YOUR TASK → Read the records below. Copy each line where the string "Audit" occurs.

RECORDS FOR THIS TASK →
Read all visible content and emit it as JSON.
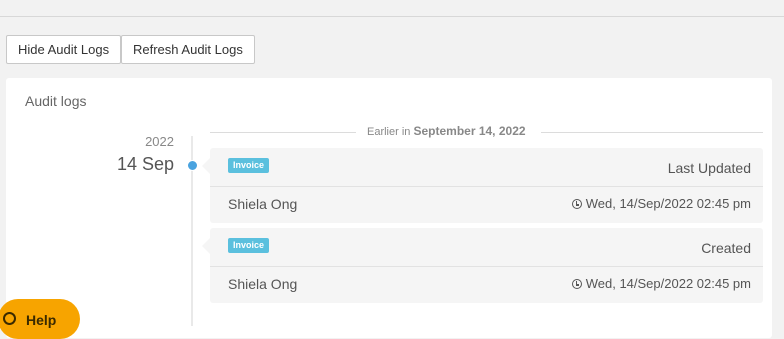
{
  "toolbar": {
    "hide_label": "Hide Audit Logs",
    "refresh_label": "Refresh Audit Logs"
  },
  "panel": {
    "title": "Audit logs",
    "group": {
      "year": "2022",
      "day": "14 Sep",
      "earlier_prefix": "Earlier in",
      "earlier_date": "September 14, 2022"
    },
    "entries": [
      {
        "badge": "Invoice",
        "action": "Last Updated",
        "user": "Shiela Ong",
        "time": "Wed, 14/Sep/2022 02:45 pm"
      },
      {
        "badge": "Invoice",
        "action": "Created",
        "user": "Shiela Ong",
        "time": "Wed, 14/Sep/2022 02:45 pm"
      }
    ]
  },
  "help": {
    "label": "Help"
  },
  "colors": {
    "accent": "#4aa3df",
    "badge": "#5bc0de",
    "help": "#f7a400"
  }
}
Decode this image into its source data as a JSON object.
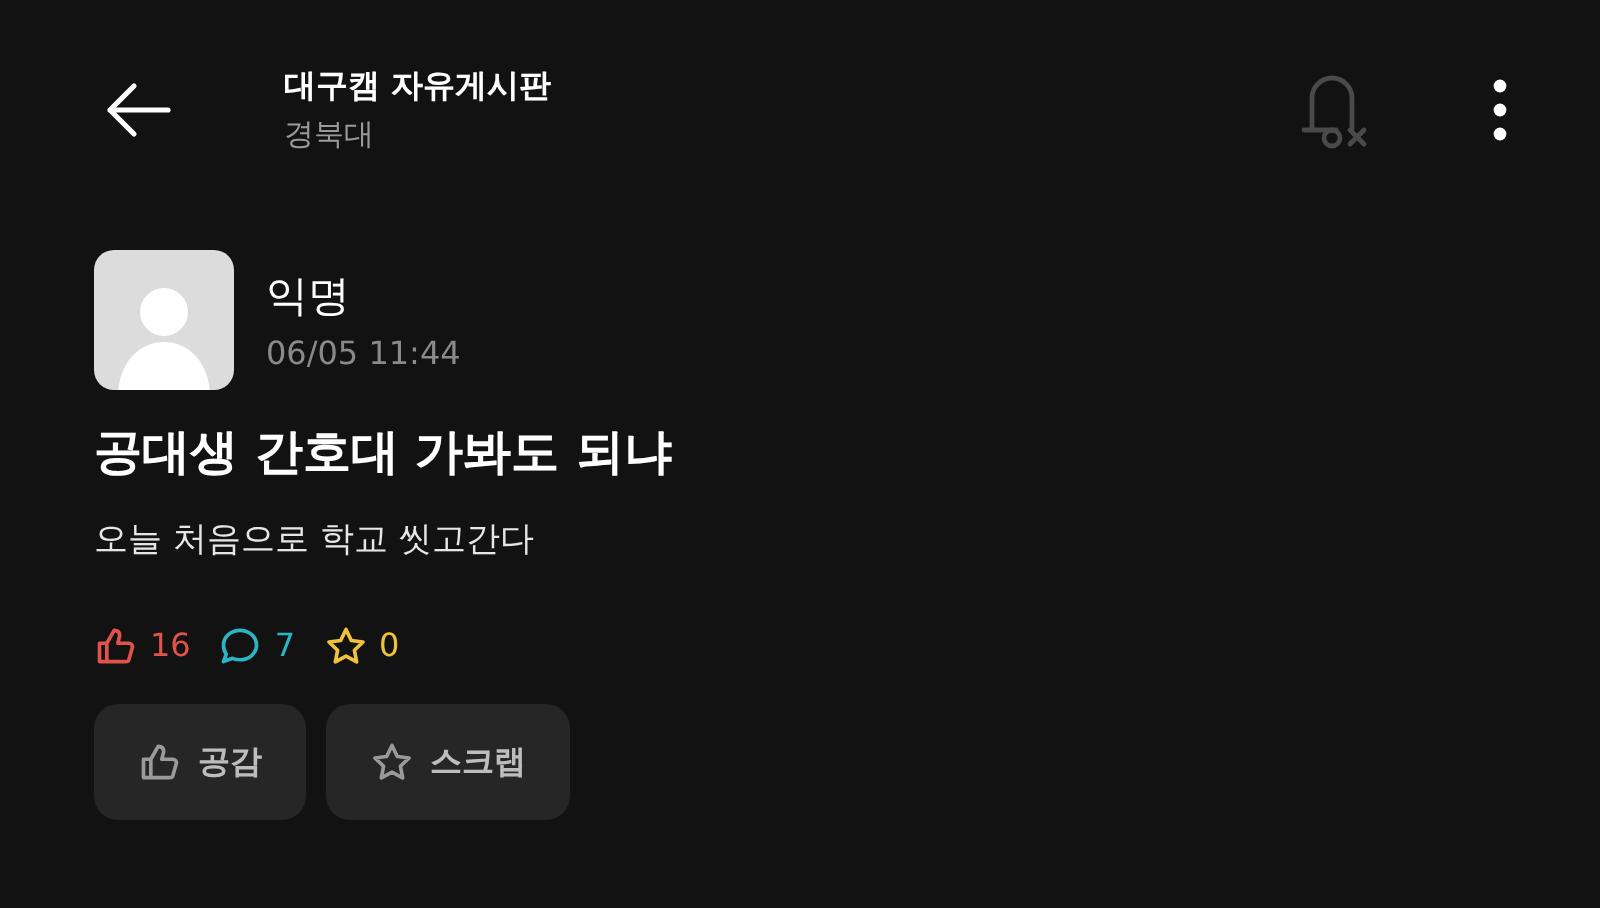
{
  "header": {
    "title": "대구캠 자유게시판",
    "subtitle": "경북대"
  },
  "post": {
    "author": "익명",
    "date": "06/05 11:44",
    "title": "공대생 간호대 가봐도 되냐",
    "body": "오늘 처음으로 학교 씻고간다"
  },
  "stats": [
    {
      "kind": "like",
      "count": "16",
      "color": "#e0534a"
    },
    {
      "kind": "comment",
      "count": "7",
      "color": "#2bb5c4"
    },
    {
      "kind": "scrap",
      "count": "0",
      "color": "#f0c23b"
    }
  ],
  "buttons": [
    {
      "kind": "like",
      "label": "공감"
    },
    {
      "kind": "scrap",
      "label": "스크랩"
    }
  ]
}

EXERCISE RESULT →
    "hide_label": "Hide Audit Logs",
    "refresh_label": "Refresh Audit Logs"
    "title": "Audit logs",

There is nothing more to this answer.